How important is susceptibility-weighted imaging in mild traumatic brain injury?

Ulus Travma Acil Cerrahi Derg. 2020 Jul;26(4):574-579. doi: 10.14744/tjtes.2019.35485.


Background: Mild traumatic brain injury (mTBI) is a public health problem that is recognized as a 'silent epidemic' in its late stages due to undiagnosed axonal damage rated 13 and above on the Glasgow Coma Scale (GCS). Injury-related microhemorrhages often cannot be detected on computed tomography (CT) scans and conventional magnetic resonance imaging (MRI). This study aims to investigate whether susceptibility-weighted imaging is feasible in mTBI patients.

Methods: Fifty-eight patients with GCS scores of 14 and 15 and with symptoms of brief mental fogs, impairment of concentration, memory loss, headache, dizziness, or imbalance after brain injury were examined at the emergency service. A brain CT scan and MRI containing diffusion-weighted and susceptibility-weighted imaging (SWI) sequences were performed on the patients whose symptoms did not seem to alleviate after the sixth hour. Thirteen patients were excluded from this study because of advanced age, diabetes, a history of hypertension or its chronic sequelae, or acute cerebrovascular disease; 45 patients were included in this study.

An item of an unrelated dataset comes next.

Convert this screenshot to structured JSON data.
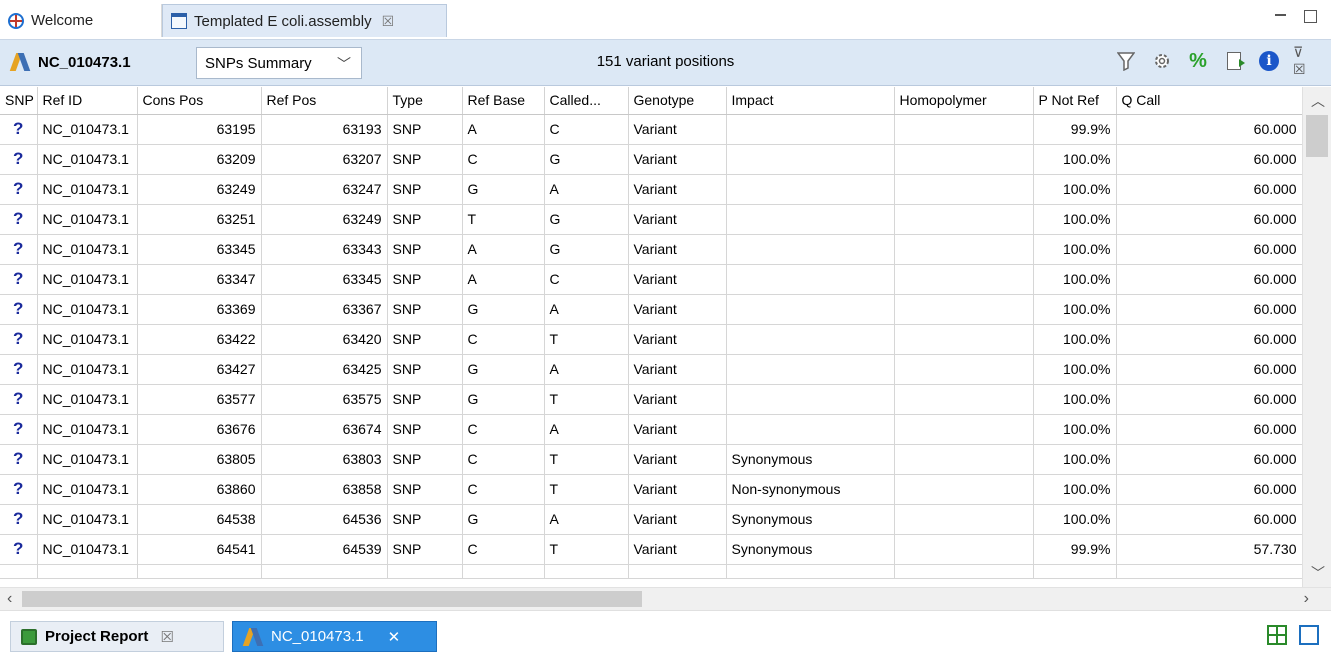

Results: The patients' CT results were normal, and no diffusion restrictions were observed. The SWI revealed microhemorrhages in seven patients (15.6%). Five of these patients had hyperintense areas in conventional sequences corresponding to the hemorrhages spotted in the SWI. In three of the five patients, these pockets of hemorrhages were higher in number and size in comparison with conventional in the SWI sequence.

Conclusion: Susceptibility-weighted imaging, which can be used to assess the presence and severity of microhemorrhages due to diffuse axonal injury, is recommended for determining the cause of symptoms in patients with mTBI, to continue targeted treatment and prevent complications that may develop.

MeSH terms

  • Brain Concussion / diagnostic imaging*
  • Diffuse Axonal Injury / diagnostic imaging
  • Glasgow Coma Scale
  • Humans
  • Magnetic Resonance Imaging*